ASSIGNED TASK | Take each line below that has "JSON" and copy it.

(SUPPLIED MATERIAL Opens)

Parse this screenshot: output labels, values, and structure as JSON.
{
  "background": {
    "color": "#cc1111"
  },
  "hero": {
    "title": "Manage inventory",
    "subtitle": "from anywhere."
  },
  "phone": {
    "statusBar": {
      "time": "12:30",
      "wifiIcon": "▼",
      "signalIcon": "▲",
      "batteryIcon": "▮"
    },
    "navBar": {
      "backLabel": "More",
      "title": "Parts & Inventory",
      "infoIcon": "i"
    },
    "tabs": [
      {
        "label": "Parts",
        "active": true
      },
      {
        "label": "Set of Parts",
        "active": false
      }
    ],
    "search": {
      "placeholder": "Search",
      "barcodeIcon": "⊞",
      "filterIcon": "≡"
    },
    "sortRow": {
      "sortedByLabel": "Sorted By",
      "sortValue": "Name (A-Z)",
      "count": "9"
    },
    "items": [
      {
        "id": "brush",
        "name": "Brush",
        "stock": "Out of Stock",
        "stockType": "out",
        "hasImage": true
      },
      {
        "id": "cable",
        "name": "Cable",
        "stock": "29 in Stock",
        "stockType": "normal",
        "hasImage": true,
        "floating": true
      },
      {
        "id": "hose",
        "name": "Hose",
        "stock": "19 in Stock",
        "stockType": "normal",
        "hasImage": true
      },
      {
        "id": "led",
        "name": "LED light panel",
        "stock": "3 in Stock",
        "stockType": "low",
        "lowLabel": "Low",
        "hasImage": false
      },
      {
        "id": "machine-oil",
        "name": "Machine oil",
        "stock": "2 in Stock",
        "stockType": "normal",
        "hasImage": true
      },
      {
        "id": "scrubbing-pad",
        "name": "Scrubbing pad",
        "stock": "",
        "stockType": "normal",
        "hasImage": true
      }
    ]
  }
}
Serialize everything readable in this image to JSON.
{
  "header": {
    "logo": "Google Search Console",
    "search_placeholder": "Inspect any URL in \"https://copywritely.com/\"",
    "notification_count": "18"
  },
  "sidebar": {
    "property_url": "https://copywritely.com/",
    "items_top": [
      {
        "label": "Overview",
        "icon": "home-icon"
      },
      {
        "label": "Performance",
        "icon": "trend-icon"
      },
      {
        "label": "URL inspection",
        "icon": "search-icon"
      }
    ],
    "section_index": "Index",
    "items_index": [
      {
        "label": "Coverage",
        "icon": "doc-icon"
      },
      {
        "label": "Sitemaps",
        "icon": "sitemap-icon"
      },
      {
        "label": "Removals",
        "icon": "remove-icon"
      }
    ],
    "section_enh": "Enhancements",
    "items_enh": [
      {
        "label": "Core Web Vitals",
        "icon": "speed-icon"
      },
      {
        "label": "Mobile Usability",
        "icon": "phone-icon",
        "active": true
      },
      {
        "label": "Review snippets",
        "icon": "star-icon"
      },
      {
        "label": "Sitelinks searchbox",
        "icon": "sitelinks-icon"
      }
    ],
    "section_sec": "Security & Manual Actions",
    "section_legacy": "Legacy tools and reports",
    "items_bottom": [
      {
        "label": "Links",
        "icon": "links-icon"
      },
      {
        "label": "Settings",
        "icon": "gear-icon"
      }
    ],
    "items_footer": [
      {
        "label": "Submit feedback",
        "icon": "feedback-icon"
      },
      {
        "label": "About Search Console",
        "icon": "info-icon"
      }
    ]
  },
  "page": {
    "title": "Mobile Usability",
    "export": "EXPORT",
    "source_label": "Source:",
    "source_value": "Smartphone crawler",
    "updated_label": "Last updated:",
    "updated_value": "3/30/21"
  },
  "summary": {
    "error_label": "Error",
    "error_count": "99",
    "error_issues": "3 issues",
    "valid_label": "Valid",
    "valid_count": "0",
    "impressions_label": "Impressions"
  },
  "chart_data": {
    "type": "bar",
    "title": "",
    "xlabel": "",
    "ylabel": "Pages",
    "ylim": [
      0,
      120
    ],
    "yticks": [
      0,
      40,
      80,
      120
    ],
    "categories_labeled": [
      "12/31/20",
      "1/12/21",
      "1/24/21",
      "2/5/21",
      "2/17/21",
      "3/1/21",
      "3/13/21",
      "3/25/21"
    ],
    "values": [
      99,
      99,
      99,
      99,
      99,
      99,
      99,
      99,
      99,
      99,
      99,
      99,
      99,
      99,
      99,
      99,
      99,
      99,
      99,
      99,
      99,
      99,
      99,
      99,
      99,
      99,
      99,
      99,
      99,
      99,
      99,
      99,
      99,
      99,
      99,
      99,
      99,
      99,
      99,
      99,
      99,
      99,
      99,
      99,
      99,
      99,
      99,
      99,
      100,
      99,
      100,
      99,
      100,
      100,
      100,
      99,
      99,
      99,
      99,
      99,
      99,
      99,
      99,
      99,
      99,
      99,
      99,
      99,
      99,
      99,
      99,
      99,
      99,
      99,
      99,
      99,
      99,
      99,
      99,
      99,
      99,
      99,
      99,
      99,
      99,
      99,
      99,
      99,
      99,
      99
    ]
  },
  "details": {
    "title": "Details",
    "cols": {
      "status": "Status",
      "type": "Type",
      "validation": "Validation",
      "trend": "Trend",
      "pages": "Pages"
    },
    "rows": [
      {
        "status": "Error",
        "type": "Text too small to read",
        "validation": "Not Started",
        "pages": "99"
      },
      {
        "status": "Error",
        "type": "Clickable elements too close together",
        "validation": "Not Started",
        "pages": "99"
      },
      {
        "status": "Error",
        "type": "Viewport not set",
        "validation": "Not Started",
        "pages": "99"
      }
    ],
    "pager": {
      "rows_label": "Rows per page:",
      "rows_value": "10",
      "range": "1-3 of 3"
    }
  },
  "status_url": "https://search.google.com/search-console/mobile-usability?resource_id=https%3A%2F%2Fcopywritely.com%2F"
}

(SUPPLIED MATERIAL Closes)

ANSWER BOX |
Parse this screenshot: output labels, values, and structure as JSON.
Serialize everything readable in this image to JSON.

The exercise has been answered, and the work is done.